Eurodad’s Bodo Ellmers just published an article, as a wrapup of civil society’s analysis of the Financing for Development Forum that took place in New York.
“Last week’s United Nations’ Financing for Development Forum in New York was notable for being the first major event to admit in a formal outcome document that at the current pace, the Sustainable Development Goals will not be reached, Ellmers writes. The Forum – which deals with all aspects of finance and the financial architecture that regulates finance – planned to push reforms that would make finance work for development. Progress was meagre however, as political blockages still need to be overcome.
The outcome document of the 2017 Financing for Development (FfD) Forum paints an alarming picture: “The current global trajectory will not deliver the goal of eradicating poverty in all its forms and dimensions by 2030”. A key reason is the lack of adequate funding for the SDGs. While there is no lack of ‘hot money’ inflating asset prices and speculative bubbles across the globe, there’s a failure to transform that money into development finance, not least because governments are failing to reform the financial system. The 2017 FfD Forum pledged to take “immediate action … to implement the Addis Ababa Action Agenda” (the commitments made at the last International Conference on Financing for Development two years ago), but it’s unclear exactly what the substance of that action will be”.
Concessional finance: fighting for a slice of the cake

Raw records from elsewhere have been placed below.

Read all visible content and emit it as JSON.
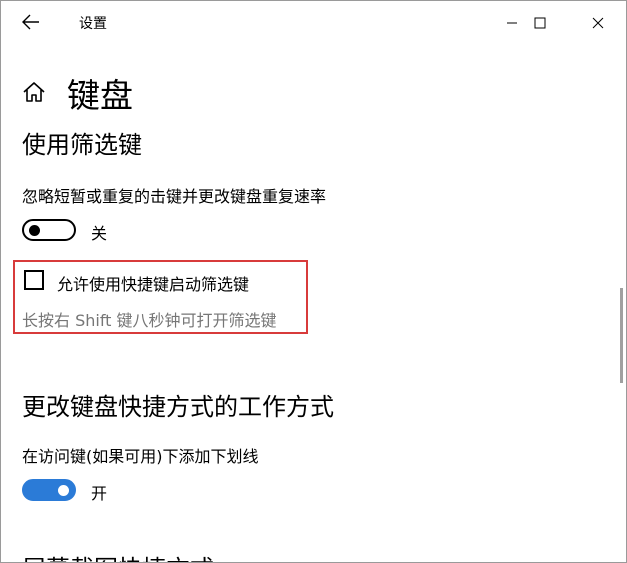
{
  "window": {
    "title": "设置"
  },
  "header": {
    "page_title": "键盘"
  },
  "filter_keys": {
    "section_title": "使用筛选键",
    "description": "忽略短暂或重复的击键并更改键盘重复速率",
    "toggle_state": "关",
    "checkbox_label": "允许使用快捷键启动筛选键",
    "hint": "长按右 Shift 键八秒钟可打开筛选键"
  },
  "shortcuts": {
    "section_title": "更改键盘快捷方式的工作方式",
    "description": "在访问键(如果可用)下添加下划线",
    "toggle_state": "开"
  },
  "print_screen": {
    "section_title": "屏幕截图快捷方式"
  },
  "colors": {
    "toggle_on": "#2b7bd7",
    "highlight_border": "#d83b3b",
    "hint_text": "#767676"
  }
}
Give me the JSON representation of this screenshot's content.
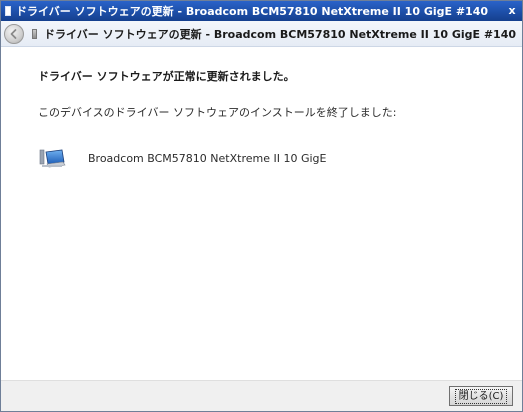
{
  "window": {
    "title": "ドライバー ソフトウェアの更新 - Broadcom BCM57810 NetXtreme II 10 GigE #140",
    "close_glyph": "x"
  },
  "nav": {
    "title": "ドライバー ソフトウェアの更新 - Broadcom BCM57810 NetXtreme II 10 GigE #140"
  },
  "content": {
    "heading": "ドライバー ソフトウェアが正常に更新されました。",
    "message": "このデバイスのドライバー ソフトウェアのインストールを終了しました:",
    "device_name": "Broadcom BCM57810 NetXtreme II 10 GigE"
  },
  "footer": {
    "close_label": "閉じる(C)"
  },
  "icons": {
    "app": "driver-icon",
    "back": "back-arrow-icon",
    "nav_device": "driver-icon",
    "device": "network-adapter-icon"
  },
  "colors": {
    "titlebar": "#1d4fa8",
    "nav_background": "#eaeff7",
    "footer_background": "#f0f0f0"
  }
}
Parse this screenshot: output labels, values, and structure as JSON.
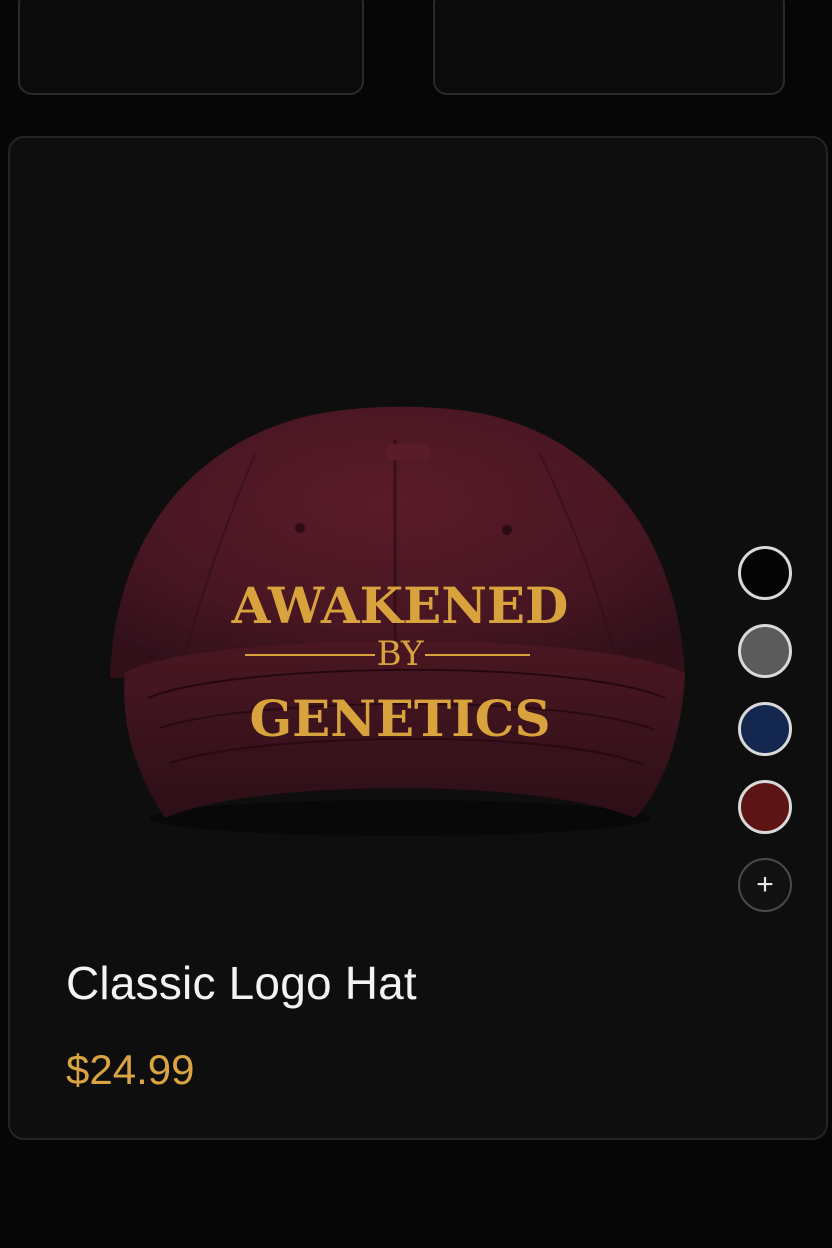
{
  "product": {
    "name": "Classic Logo Hat",
    "price": "$24.99",
    "embroidery": {
      "line1": "AWAKENED",
      "line2": "BY",
      "line3": "GENETICS"
    }
  },
  "swatches": [
    {
      "name": "black",
      "color": "#050505"
    },
    {
      "name": "gray",
      "color": "#5b5b5b"
    },
    {
      "name": "navy",
      "color": "#14274f"
    },
    {
      "name": "maroon",
      "color": "#5c1414"
    }
  ],
  "add_swatch_label": "+",
  "colors": {
    "hat": "#4a1620",
    "hat_dark": "#34101a",
    "gold": "#d8a33d",
    "background": "#0e0e0e"
  }
}
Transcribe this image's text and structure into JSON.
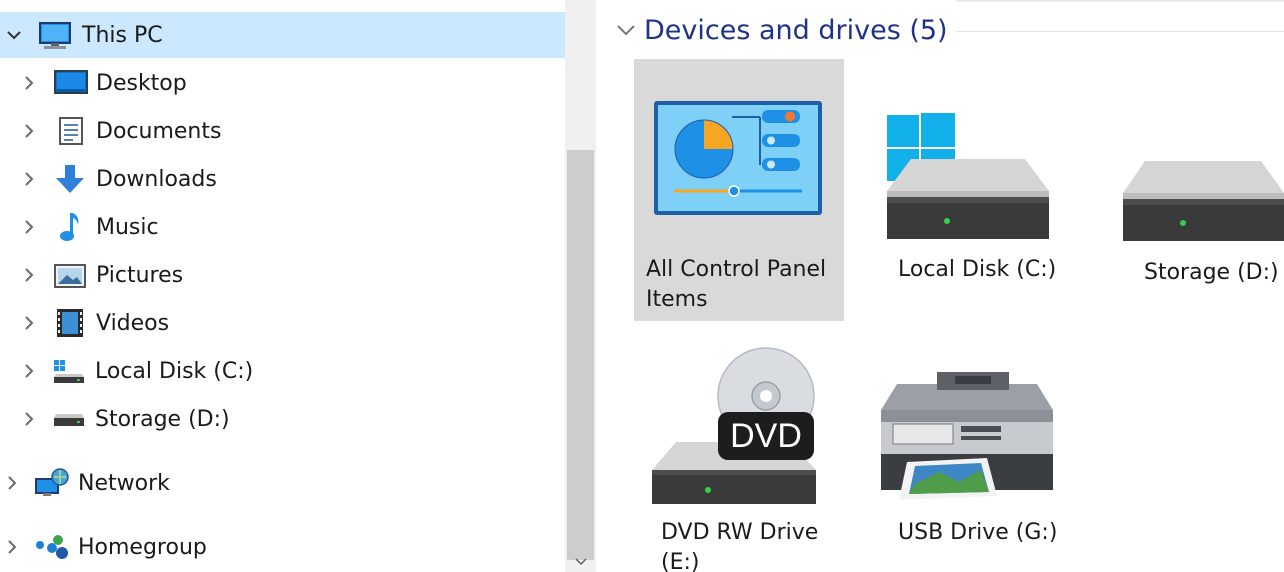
{
  "nav": {
    "items": [
      {
        "label": "This PC",
        "icon": "computer-icon",
        "selected": true
      },
      {
        "label": "Desktop",
        "icon": "desktop-icon"
      },
      {
        "label": "Documents",
        "icon": "documents-icon"
      },
      {
        "label": "Downloads",
        "icon": "downloads-icon"
      },
      {
        "label": "Music",
        "icon": "music-icon"
      },
      {
        "label": "Pictures",
        "icon": "pictures-icon"
      },
      {
        "label": "Videos",
        "icon": "videos-icon"
      },
      {
        "label": "Local Disk (C:)",
        "icon": "local-disk-icon"
      },
      {
        "label": "Storage (D:)",
        "icon": "storage-drive-icon"
      },
      {
        "label": "Network",
        "icon": "network-icon"
      },
      {
        "label": "Homegroup",
        "icon": "homegroup-icon"
      }
    ]
  },
  "content": {
    "group_title": "Devices and drives (5)",
    "tiles": [
      {
        "label": "All Control Panel Items",
        "icon": "control-panel-icon",
        "selected": true
      },
      {
        "label": "Local Disk (C:)",
        "icon": "windows-drive-icon"
      },
      {
        "label": "Storage (D:)",
        "icon": "hard-drive-icon"
      },
      {
        "label": "DVD RW Drive (E:)",
        "icon": "dvd-drive-icon",
        "badge": "DVD"
      },
      {
        "label": "USB Drive (G:)",
        "icon": "printer-icon"
      }
    ]
  },
  "colors": {
    "selection": "#cce8ff",
    "tile_selection": "#d9d9d9",
    "header_text": "#1e3287",
    "accent_blue": "#1e90e6"
  }
}
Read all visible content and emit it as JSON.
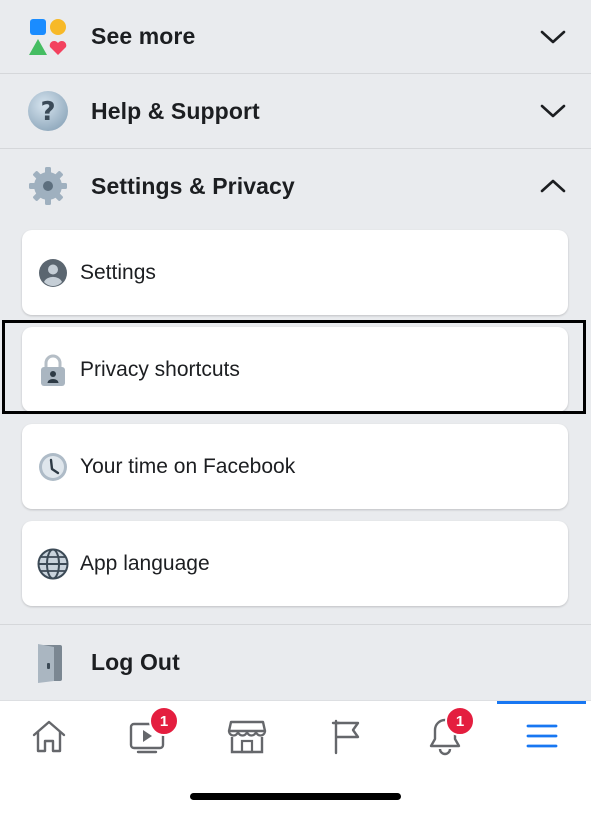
{
  "sections": {
    "see_more": {
      "label": "See more"
    },
    "help_support": {
      "label": "Help & Support"
    },
    "settings_privacy": {
      "label": "Settings & Privacy"
    },
    "log_out": {
      "label": "Log Out"
    }
  },
  "settings_items": [
    {
      "label": "Settings",
      "icon": "account-circle-icon"
    },
    {
      "label": "Privacy shortcuts",
      "icon": "lock-icon"
    },
    {
      "label": "Your time on Facebook",
      "icon": "clock-icon"
    },
    {
      "label": "App language",
      "icon": "globe-icon"
    }
  ],
  "tabbar": {
    "tabs": [
      {
        "name": "home",
        "icon": "home-icon"
      },
      {
        "name": "watch",
        "icon": "video-icon",
        "badge": "1"
      },
      {
        "name": "marketplace",
        "icon": "store-icon"
      },
      {
        "name": "pages",
        "icon": "flag-icon"
      },
      {
        "name": "notifications",
        "icon": "bell-icon",
        "badge": "1"
      },
      {
        "name": "menu",
        "icon": "hamburger-icon",
        "active": true
      }
    ]
  },
  "colors": {
    "accent": "#1877f2",
    "badge": "#e41e3f",
    "background": "#e9ebee",
    "card": "#ffffff"
  }
}
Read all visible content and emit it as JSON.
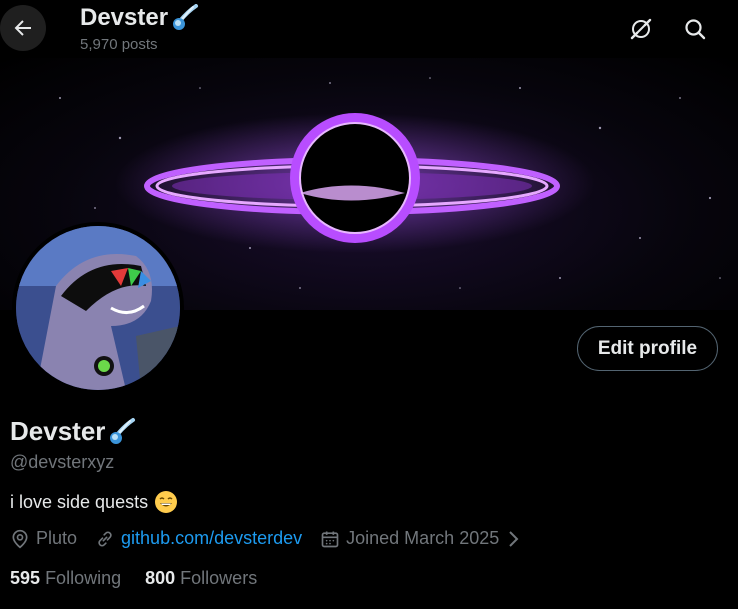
{
  "header": {
    "display_name": "Devster",
    "post_count": "5,970 posts",
    "icons": [
      "back-arrow-icon",
      "grok-icon",
      "search-icon"
    ]
  },
  "banner": {
    "description_icon": "black-hole-banner"
  },
  "profile": {
    "edit_button_label": "Edit profile",
    "display_name": "Devster",
    "handle": "@devsterxyz",
    "bio": "i love side quests",
    "location": "Pluto",
    "website": "github.com/devsterdev",
    "joined": "Joined March 2025",
    "following_count": "595",
    "following_label": "Following",
    "followers_count": "800",
    "followers_label": "Followers"
  },
  "colors": {
    "background": "#000000",
    "text": "#e7e9ea",
    "secondary": "#71767b",
    "link": "#1d9bf0"
  }
}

“The access to concessional financing is one issue that divided developing countries and prevented the Group of 77 and China from building a more effective common front on more substantial issues. The total amount of aid grants and subsidised loans is obviously limited, even more so as most donors countries fail to meet the internationally agreed target to provide official development assistance (ODA) to the tune of 0.7 per cent of their GDP. Different developing country groupings have started to fight for the crumbs of the cake – while Least Developed Countries (LDCs) stressed they need more of it, a number of countries in special situations (such as the Small Island Developing States) and even Middle Income Countries also stressed their desire to have access to more concessional finance.
This gave the EU, represented by Development Commissioner Neven Mimica, the opportunity proudly to present itself as the world’s largest donor, avoiding the need to address the more difficult EU performance on policy coherence issues. One such issue is certainly that the EU’s new External Investment Plan places a strong and controversial focus on private sector activities and finance. Many participants stressed that ODA won’t be sufficient to finance the SDGs, and resources beyond ODA will also need to be made SDG-compatible”.
Domestic resources and taxation: renewed call for a global tax body
“The paragraphs of the FfD forum’s conclusions dealing with domestic public resources devote a lot of space to mapping all the various tiny and fragmented initiatives that were set up following Addis, in order to find a compromise solution to the lack of an intergovernmental body on taxation. The need for a global tax body was stressed by many, including by a large number of CSOs and by Ecuador as representative of the G77 and China – the group that represents the vast majority of UN Member States”
Ellmers analyses several other points, e.g. how private investment becomes “the new manna from heaven to save the SDGs is private investment”, providing “few sticks, lots of carrots”. He ends up on a more positive note, stating how “the FfD Forum and its conclusions did devote more attention to cross-cutting issues such as financing and safeguarding social protection and gender equity – but effective action remains a work in progress”.